One reason why I wanted to use [nqpoly4] was because I saw that it is supposed to imitate poly~ in max, and I seem to recall that one neat thing poly~ does is is to only run as many copies of your abstraction as are needed at any one moment, to save on CPU usage. Do you know if [nqpoly4] does that too?
I just took a look inside it, and it doesn't appear to do it on it's own. The normal way to save on cpu cycles when an abstraction isn't being used is to put a [switch~] in it. Send it a [0( to turn audio processing off within the abstraction and [1( to turn it on when you need it. So with [nqpoly4], you'd want to make sure that the voice turns itself when it receives a note-on message or whatever, and once it's done playing, turn itself off. (And of course, you would really want to do the same thing with your voice abstraction if you were doing it with [poly]->[route] combo, too.)
It's the same, really, with Max's [poly~]. It only switches dsp on and off for each voice if you program it to. And as I recall, in Max it's kind of a pain in the ass compared to just using [switch~].
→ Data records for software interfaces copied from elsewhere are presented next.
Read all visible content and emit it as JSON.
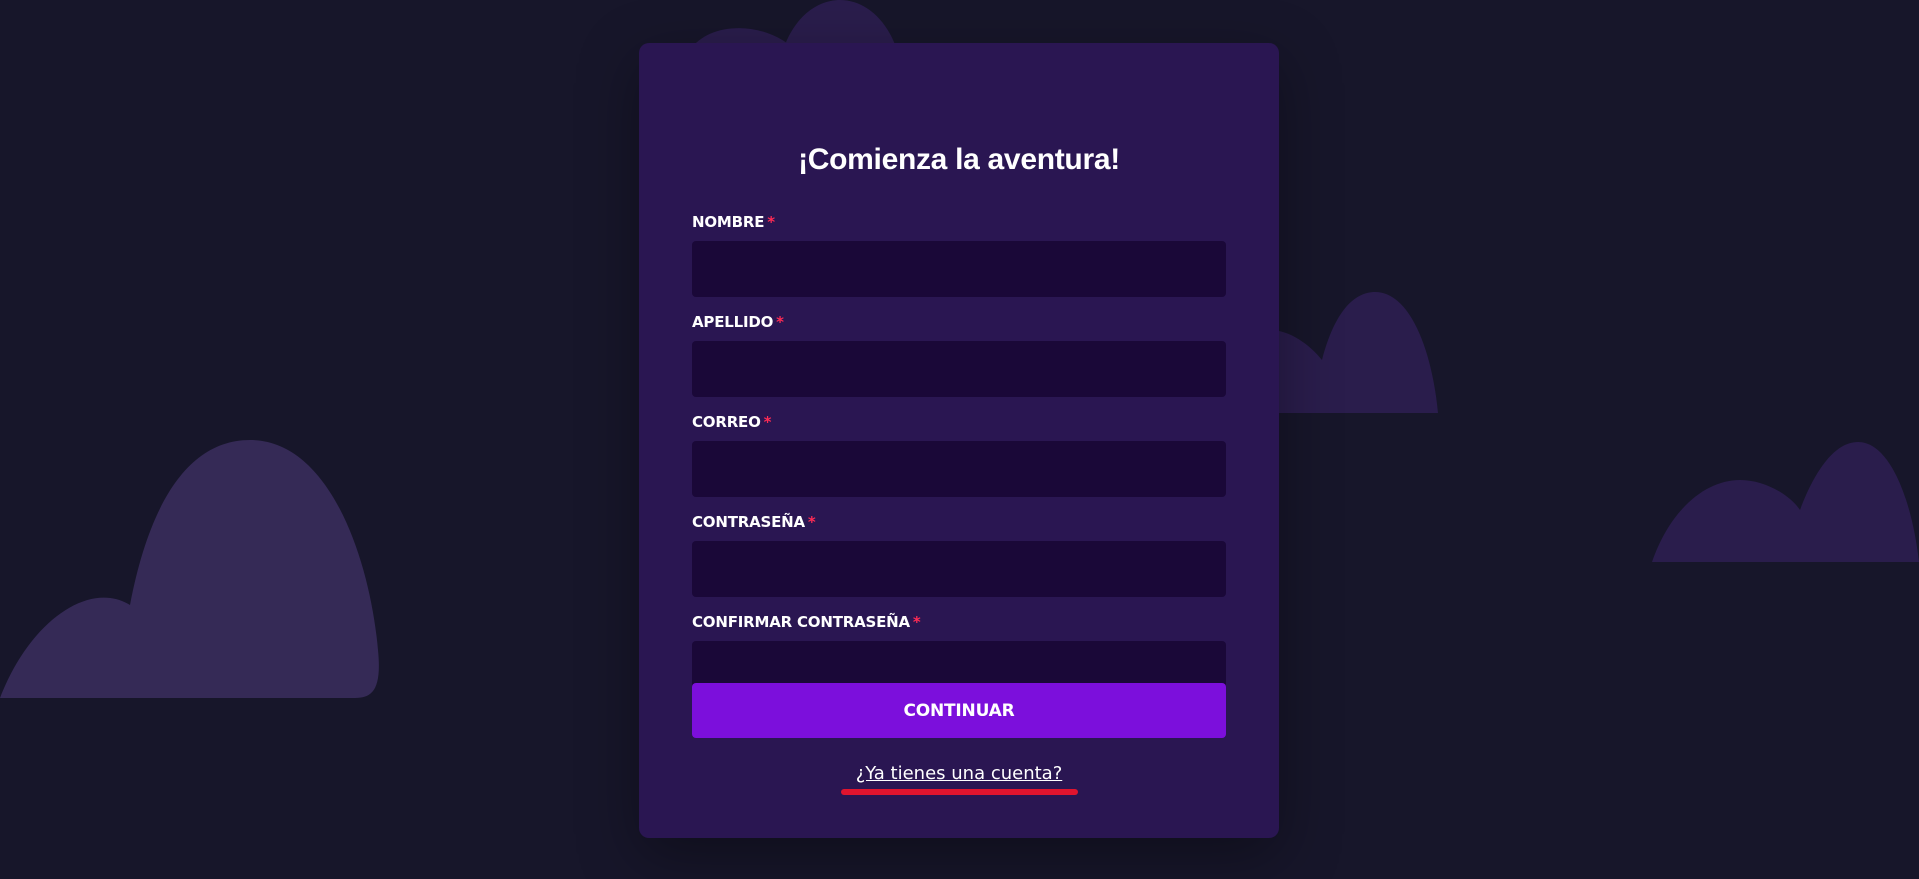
{
  "form": {
    "title": "¡Comienza la aventura!",
    "required_marker": "*",
    "fields": [
      {
        "label": "NOMBRE",
        "value": ""
      },
      {
        "label": "APELLIDO",
        "value": ""
      },
      {
        "label": "CORREO",
        "value": ""
      },
      {
        "label": "CONTRASEÑA",
        "value": ""
      },
      {
        "label": "CONFIRMAR CONTRASEÑA",
        "value": ""
      }
    ],
    "submit_label": "CONTINUAR",
    "login_link": "¿Ya tienes una cuenta?"
  },
  "colors": {
    "background": "#17162a",
    "card": "#2a1652",
    "input": "#1a0838",
    "button": "#7c0fdc",
    "required": "#ff2b55",
    "hill": "#352a56",
    "hill_dark": "#2a1d4c",
    "highlight": "#e0142e"
  }
}
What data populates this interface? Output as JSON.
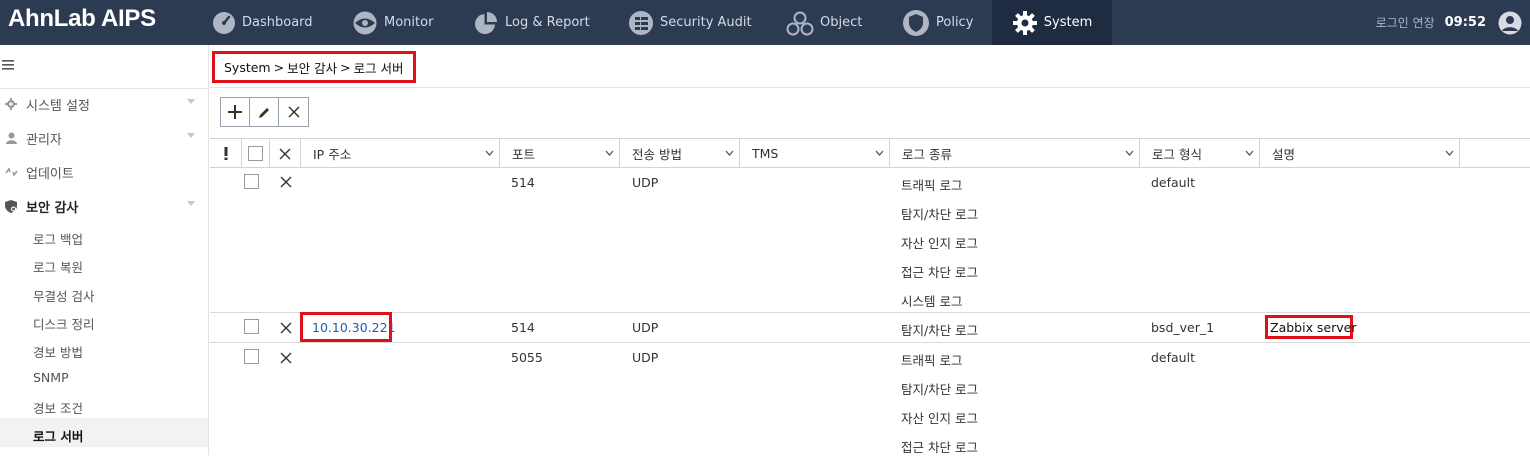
{
  "app": {
    "logo": "AhnLab AIPS"
  },
  "nav": {
    "items": [
      {
        "label": "Dashboard",
        "icon": "gauge-icon"
      },
      {
        "label": "Monitor",
        "icon": "eye-icon"
      },
      {
        "label": "Log & Report",
        "icon": "pie-chart-icon"
      },
      {
        "label": "Security Audit",
        "icon": "audit-list-icon"
      },
      {
        "label": "Object",
        "icon": "object-circles-icon"
      },
      {
        "label": "Policy",
        "icon": "shield-icon"
      },
      {
        "label": "System",
        "icon": "gear-icon",
        "active": true
      }
    ],
    "extend_login": "로그인 연장",
    "clock": "09:52"
  },
  "sidebar": {
    "groups": [
      {
        "label": "시스템 설정",
        "icon": "gear-icon"
      },
      {
        "label": "관리자",
        "icon": "person-icon"
      },
      {
        "label": "업데이트",
        "icon": "update-arrows-icon"
      },
      {
        "label": "보안 감사",
        "icon": "security-shield-icon",
        "expanded": true
      }
    ],
    "sub_items": [
      "로그 백업",
      "로그 복원",
      "무결성 검사",
      "디스크 정리",
      "경보 방법",
      "SNMP",
      "경보 조건",
      "로그 서버"
    ],
    "active_sub": "로그 서버"
  },
  "breadcrumb": {
    "items": [
      "System",
      "보안 감사",
      "로그 서버"
    ],
    "separator": ">"
  },
  "table": {
    "columns": [
      "IP 주소",
      "포트",
      "전송 방법",
      "TMS",
      "로그 종류",
      "로그 형식",
      "설명"
    ],
    "rows": [
      {
        "ip": "",
        "port": "514",
        "method": "UDP",
        "tms": "",
        "log_types": [
          "트래픽 로그",
          "탐지/차단 로그",
          "자산 인지 로그",
          "접근 차단 로그",
          "시스템 로그"
        ],
        "format": "default",
        "description": ""
      },
      {
        "ip": "10.10.30.221",
        "port": "514",
        "method": "UDP",
        "tms": "",
        "log_types": [
          "탐지/차단 로그"
        ],
        "format": "bsd_ver_1",
        "description": "Zabbix server"
      },
      {
        "ip": "",
        "port": "5055",
        "method": "UDP",
        "tms": "",
        "log_types": [
          "트래픽 로그",
          "탐지/차단 로그",
          "자산 인지 로그",
          "접근 차단 로그"
        ],
        "format": "default",
        "description": ""
      }
    ]
  },
  "colors": {
    "topbar": "#2c3a52",
    "active_nav": "#1f2b40",
    "highlight": "#e0101a",
    "link": "#1a5fb4"
  }
}
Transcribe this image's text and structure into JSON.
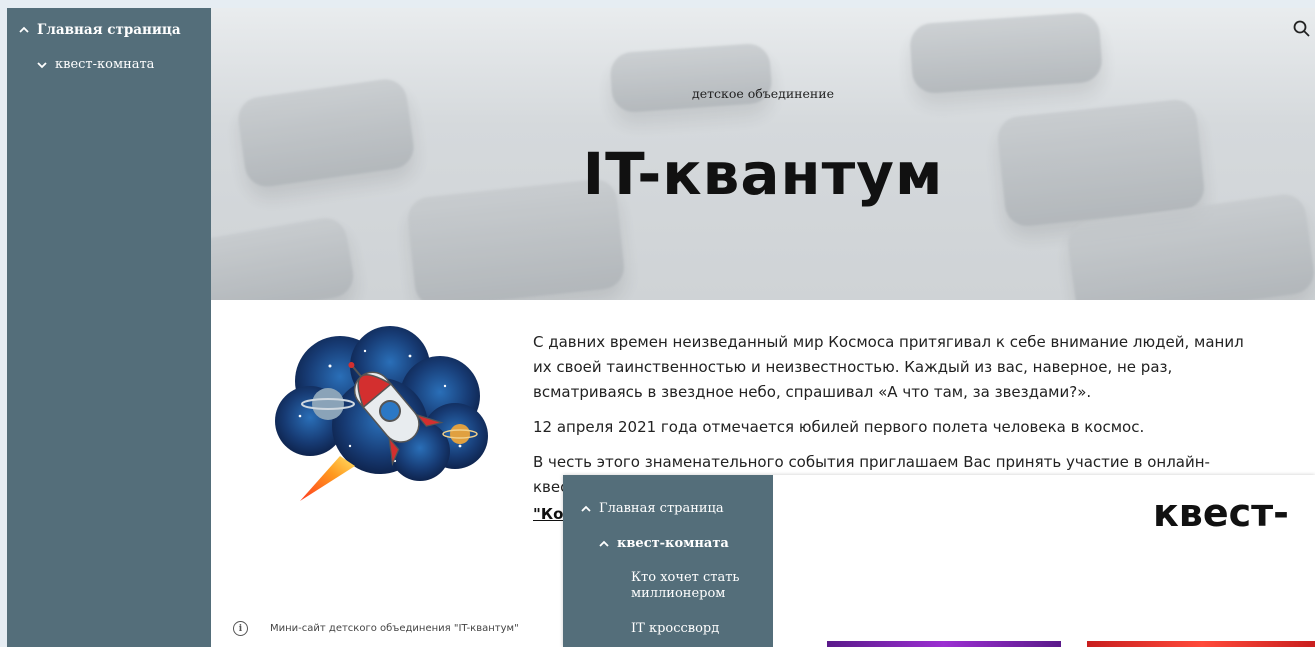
{
  "sidebar": {
    "home_label": "Главная страница",
    "quest_label": "квест-комната"
  },
  "hero": {
    "subtitle": "детское объединение",
    "title": "IT-квантум"
  },
  "content": {
    "paragraph1": "С давних времен неизведанный мир Космоса притягивал к себе внимание людей, манил их своей таинственностью и неизвестностью. Каждый из вас, наверное, не раз, всматриваясь в звездное небо, спрашивал «А что там, за звездами?».",
    "paragraph2": "12 апреля 2021 года отмечается юбилей первого полета человека в космос.",
    "paragraph3": "В честь этого знаменательного события приглашаем Вас принять участие в онлайн-квесте",
    "link_fragment": "\"Кос"
  },
  "footer": {
    "info_text": "Мини-сайт детского объединения \"IT-квантум\""
  },
  "overlay": {
    "home_label": "Главная страница",
    "quest_label": "квест-комната",
    "sub_item_1": "Кто хочет стать миллионером",
    "sub_item_2": "IT кроссворд",
    "title_fragment": "квест-"
  },
  "icons": {
    "search": "search-icon",
    "chevron_up": "chevron-up-icon",
    "chevron_down": "chevron-down-icon",
    "info": "info-icon"
  },
  "colors": {
    "sidebar_bg": "#546e7a",
    "page_bg": "#e6edf3"
  }
}
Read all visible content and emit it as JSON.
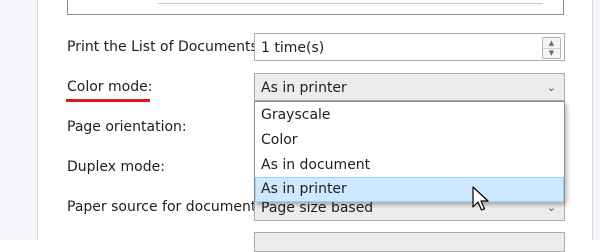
{
  "form": {
    "print_list_label": "Print the List of Documents:",
    "print_list_value": "1 time(s)",
    "color_mode_label": "Color mode:",
    "color_mode_value": "As in printer",
    "page_orientation_label": "Page orientation:",
    "duplex_mode_label": "Duplex mode:",
    "paper_source_label": "Paper source for document:",
    "paper_source_value": "Page size based"
  },
  "dropdown": {
    "options": [
      "Grayscale",
      "Color",
      "As in document",
      "As in printer"
    ],
    "selected_index": 3
  },
  "colors": {
    "accent_underline": "#e2171e",
    "selected_bg": "#cde8ff",
    "selected_border": "#99d1ff"
  },
  "icons": {
    "spinner_up": "triangle-up-icon",
    "spinner_down": "triangle-down-icon",
    "combo_arrow": "chevron-down-icon",
    "pointer": "mouse-cursor-icon"
  }
}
The real advantage to using [nqpoly4] is in the patching, particularly when doing something that might need hundreds or thousands of instances, like granular synthesis. You don't have to patch all those in yourself since [nqpoly4] does it internally.